= Beginning of Section =

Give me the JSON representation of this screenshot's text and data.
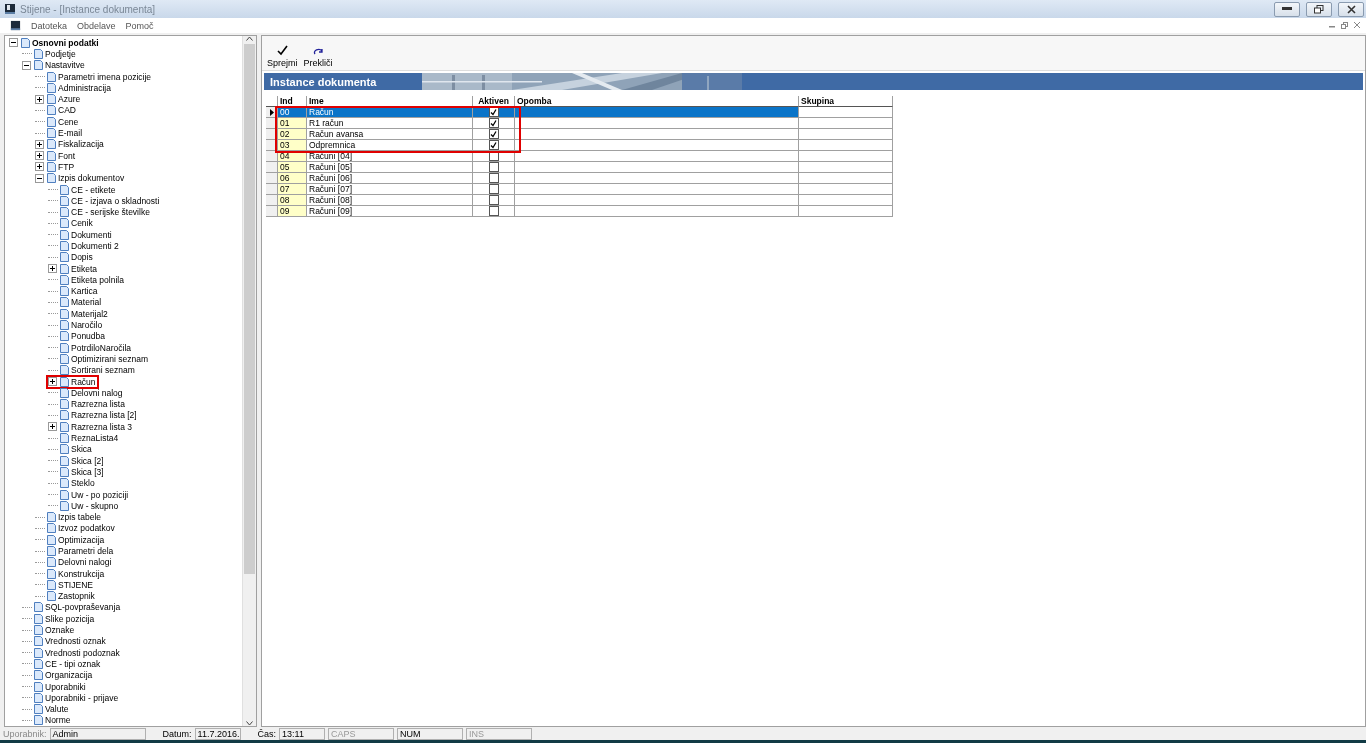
{
  "window": {
    "title": "Stijene - [Instance dokumenta]",
    "active": false
  },
  "menu": [
    "Datoteka",
    "Obdelave",
    "Pomoč"
  ],
  "tree": [
    {
      "label": "Osnovni podatki",
      "bold": true,
      "expanded": true,
      "children": [
        {
          "label": "Podjetje"
        },
        {
          "label": "Nastavitve",
          "expanded": true,
          "children": [
            {
              "label": "Parametri imena pozicije"
            },
            {
              "label": "Administracija"
            },
            {
              "label": "Azure",
              "expanded": false
            },
            {
              "label": "CAD"
            },
            {
              "label": "Cene"
            },
            {
              "label": "E-mail"
            },
            {
              "label": "Fiskalizacija",
              "expanded": false
            },
            {
              "label": "Font",
              "expanded": false
            },
            {
              "label": "FTP",
              "expanded": false
            },
            {
              "label": "Izpis dokumentov",
              "expanded": true,
              "children": [
                {
                  "label": "CE - etikete"
                },
                {
                  "label": "CE - izjava o skladnosti"
                },
                {
                  "label": "CE - serijske številke"
                },
                {
                  "label": "Cenik"
                },
                {
                  "label": "Dokumenti"
                },
                {
                  "label": "Dokumenti 2"
                },
                {
                  "label": "Dopis"
                },
                {
                  "label": "Etiketa",
                  "expanded": false
                },
                {
                  "label": "Etiketa polnila"
                },
                {
                  "label": "Kartica"
                },
                {
                  "label": "Material"
                },
                {
                  "label": "Materijal2"
                },
                {
                  "label": "Naročilo"
                },
                {
                  "label": "Ponudba"
                },
                {
                  "label": "PotrdiloNaročila"
                },
                {
                  "label": "Optimizirani seznam"
                },
                {
                  "label": "Sortirani seznam"
                },
                {
                  "label": "Račun",
                  "expanded": false,
                  "highlighted": true
                },
                {
                  "label": "Delovni nalog"
                },
                {
                  "label": "Razrezna lista"
                },
                {
                  "label": "Razrezna lista [2]"
                },
                {
                  "label": "Razrezna lista 3",
                  "expanded": false
                },
                {
                  "label": "ReznaLista4"
                },
                {
                  "label": "Skica"
                },
                {
                  "label": "Skica [2]"
                },
                {
                  "label": "Skica [3]"
                },
                {
                  "label": "Steklo"
                },
                {
                  "label": "Uw - po poziciji"
                },
                {
                  "label": "Uw - skupno"
                }
              ]
            },
            {
              "label": "Izpis tabele"
            },
            {
              "label": "Izvoz podatkov"
            },
            {
              "label": "Optimizacija"
            },
            {
              "label": "Parametri dela"
            },
            {
              "label": "Delovni nalogi"
            },
            {
              "label": "Konstrukcija"
            },
            {
              "label": "STIJENE"
            },
            {
              "label": "Zastopnik"
            }
          ]
        },
        {
          "label": "SQL-povpraševanja"
        },
        {
          "label": "Slike pozicija"
        },
        {
          "label": "Oznake"
        },
        {
          "label": "Vrednosti oznak"
        },
        {
          "label": "Vrednosti podoznak"
        },
        {
          "label": "CE -  tipi oznak"
        },
        {
          "label": "Organizacija"
        },
        {
          "label": "Uporabniki"
        },
        {
          "label": "Uporabniki - prijave"
        },
        {
          "label": "Valute"
        },
        {
          "label": "Norme"
        }
      ]
    }
  ],
  "toolbar": [
    {
      "kind": "save",
      "label": "Sprejmi"
    },
    {
      "kind": "cancel",
      "label": "Prekliči"
    }
  ],
  "panel_title": "Instance dokumenta",
  "table": {
    "columns": [
      "Ind",
      "Ime",
      "Aktiven",
      "Opomba",
      "Skupina"
    ],
    "rows": [
      {
        "ind": "00",
        "ime": "Račun",
        "checked": true,
        "selected": true,
        "highlighted": true
      },
      {
        "ind": "01",
        "ime": "R1 račun",
        "checked": true,
        "selected": false,
        "highlighted": true
      },
      {
        "ind": "02",
        "ime": "Račun avansa",
        "checked": true,
        "selected": false,
        "highlighted": true
      },
      {
        "ind": "03",
        "ime": "Odpremnica",
        "checked": true,
        "selected": false,
        "highlighted": true
      },
      {
        "ind": "04",
        "ime": "Računi [04]",
        "checked": false,
        "selected": false,
        "highlighted": false
      },
      {
        "ind": "05",
        "ime": "Računi [05]",
        "checked": false,
        "selected": false,
        "highlighted": false
      },
      {
        "ind": "06",
        "ime": "Računi [06]",
        "checked": false,
        "selected": false,
        "highlighted": false
      },
      {
        "ind": "07",
        "ime": "Računi [07]",
        "checked": false,
        "selected": false,
        "highlighted": false
      },
      {
        "ind": "08",
        "ime": "Računi [08]",
        "checked": false,
        "selected": false,
        "highlighted": false
      },
      {
        "ind": "09",
        "ime": "Računi [09]",
        "checked": false,
        "selected": false,
        "highlighted": false
      }
    ]
  },
  "status_bar": [
    {
      "kind": "field",
      "label": "Uporabnik:",
      "value": "Admin",
      "label_disabled": true
    },
    {
      "kind": "field",
      "label": "Datum:",
      "value": "11.7.2016.",
      "label_disabled": false
    },
    {
      "kind": "field",
      "label": "Čas:",
      "value": "13:11",
      "label_disabled": false
    },
    {
      "kind": "indicator",
      "value": "CAPS",
      "on": false
    },
    {
      "kind": "indicator",
      "value": "NUM",
      "on": true
    },
    {
      "kind": "indicator",
      "value": "INS",
      "on": false
    }
  ]
}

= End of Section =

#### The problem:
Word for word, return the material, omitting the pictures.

#### Solution for this exercise:
Give me the JSON representation of this screenshot's text and data.
{
  "window": {
    "title": "Stijene - [Instance dokumenta]",
    "active": false
  },
  "menu": [
    "Datoteka",
    "Obdelave",
    "Pomoč"
  ],
  "tree": [
    {
      "label": "Osnovni podatki",
      "bold": true,
      "expanded": true,
      "children": [
        {
          "label": "Podjetje"
        },
        {
          "label": "Nastavitve",
          "expanded": true,
          "children": [
            {
              "label": "Parametri imena pozicije"
            },
            {
              "label": "Administracija"
            },
            {
              "label": "Azure",
              "expanded": false
            },
            {
              "label": "CAD"
            },
            {
              "label": "Cene"
            },
            {
              "label": "E-mail"
            },
            {
              "label": "Fiskalizacija",
              "expanded": false
            },
            {
              "label": "Font",
              "expanded": false
            },
            {
              "label": "FTP",
              "expanded": false
            },
            {
              "label": "Izpis dokumentov",
              "expanded": true,
              "children": [
                {
                  "label": "CE - etikete"
                },
                {
                  "label": "CE - izjava o skladnosti"
                },
                {
                  "label": "CE - serijske številke"
                },
                {
                  "label": "Cenik"
                },
                {
                  "label": "Dokumenti"
                },
                {
                  "label": "Dokumenti 2"
                },
                {
                  "label": "Dopis"
                },
                {
                  "label": "Etiketa",
                  "expanded": false
                },
                {
                  "label": "Etiketa polnila"
                },
                {
                  "label": "Kartica"
                },
                {
                  "label": "Material"
                },
                {
                  "label": "Materijal2"
                },
                {
                  "label": "Naročilo"
                },
                {
                  "label": "Ponudba"
                },
                {
                  "label": "PotrdiloNaročila"
                },
                {
                  "label": "Optimizirani seznam"
                },
                {
                  "label": "Sortirani seznam"
                },
                {
                  "label": "Račun",
                  "expanded": false,
                  "highlighted": true
                },
                {
                  "label": "Delovni nalog"
                },
                {
                  "label": "Razrezna lista"
                },
                {
                  "label": "Razrezna lista [2]"
                },
                {
                  "label": "Razrezna lista 3",
                  "expanded": false
                },
                {
                  "label": "ReznaLista4"
                },
                {
                  "label": "Skica"
                },
                {
                  "label": "Skica [2]"
                },
                {
                  "label": "Skica [3]"
                },
                {
                  "label": "Steklo"
                },
                {
                  "label": "Uw - po poziciji"
                },
                {
                  "label": "Uw - skupno"
                }
              ]
            },
            {
              "label": "Izpis tabele"
            },
            {
              "label": "Izvoz podatkov"
            },
            {
              "label": "Optimizacija"
            },
            {
              "label": "Parametri dela"
            },
            {
              "label": "Delovni nalogi"
            },
            {
              "label": "Konstrukcija"
            },
            {
              "label": "STIJENE"
            },
            {
              "label": "Zastopnik"
            }
          ]
        },
        {
          "label": "SQL-povpraševanja"
        },
        {
          "label": "Slike pozicija"
        },
        {
          "label": "Oznake"
        },
        {
          "label": "Vrednosti oznak"
        },
        {
          "label": "Vrednosti podoznak"
        },
        {
          "label": "CE -  tipi oznak"
        },
        {
          "label": "Organizacija"
        },
        {
          "label": "Uporabniki"
        },
        {
          "label": "Uporabniki - prijave"
        },
        {
          "label": "Valute"
        },
        {
          "label": "Norme"
        }
      ]
    }
  ],
  "toolbar": [
    {
      "kind": "save",
      "label": "Sprejmi"
    },
    {
      "kind": "cancel",
      "label": "Prekliči"
    }
  ],
  "panel_title": "Instance dokumenta",
  "table": {
    "columns": [
      "Ind",
      "Ime",
      "Aktiven",
      "Opomba",
      "Skupina"
    ],
    "rows": [
      {
        "ind": "00",
        "ime": "Račun",
        "checked": true,
        "selected": true,
        "highlighted": true
      },
      {
        "ind": "01",
        "ime": "R1 račun",
        "checked": true,
        "selected": false,
        "highlighted": true
      },
      {
        "ind": "02",
        "ime": "Račun avansa",
        "checked": true,
        "selected": false,
        "highlighted": true
      },
      {
        "ind": "03",
        "ime": "Odpremnica",
        "checked": true,
        "selected": false,
        "highlighted": true
      },
      {
        "ind": "04",
        "ime": "Računi [04]",
        "checked": false,
        "selected": false,
        "highlighted": false
      },
      {
        "ind": "05",
        "ime": "Računi [05]",
        "checked": false,
        "selected": false,
        "highlighted": false
      },
      {
        "ind": "06",
        "ime": "Računi [06]",
        "checked": false,
        "selected": false,
        "highlighted": false
      },
      {
        "ind": "07",
        "ime": "Računi [07]",
        "checked": false,
        "selected": false,
        "highlighted": false
      },
      {
        "ind": "08",
        "ime": "Računi [08]",
        "checked": false,
        "selected": false,
        "highlighted": false
      },
      {
        "ind": "09",
        "ime": "Računi [09]",
        "checked": false,
        "selected": false,
        "highlighted": false
      }
    ]
  },
  "status_bar": [
    {
      "kind": "field",
      "label": "Uporabnik:",
      "value": "Admin",
      "label_disabled": true
    },
    {
      "kind": "field",
      "label": "Datum:",
      "value": "11.7.2016.",
      "label_disabled": false
    },
    {
      "kind": "field",
      "label": "Čas:",
      "value": "13:11",
      "label_disabled": false
    },
    {
      "kind": "indicator",
      "value": "CAPS",
      "on": false
    },
    {
      "kind": "indicator",
      "value": "NUM",
      "on": true
    },
    {
      "kind": "indicator",
      "value": "INS",
      "on": false
    }
  ]
}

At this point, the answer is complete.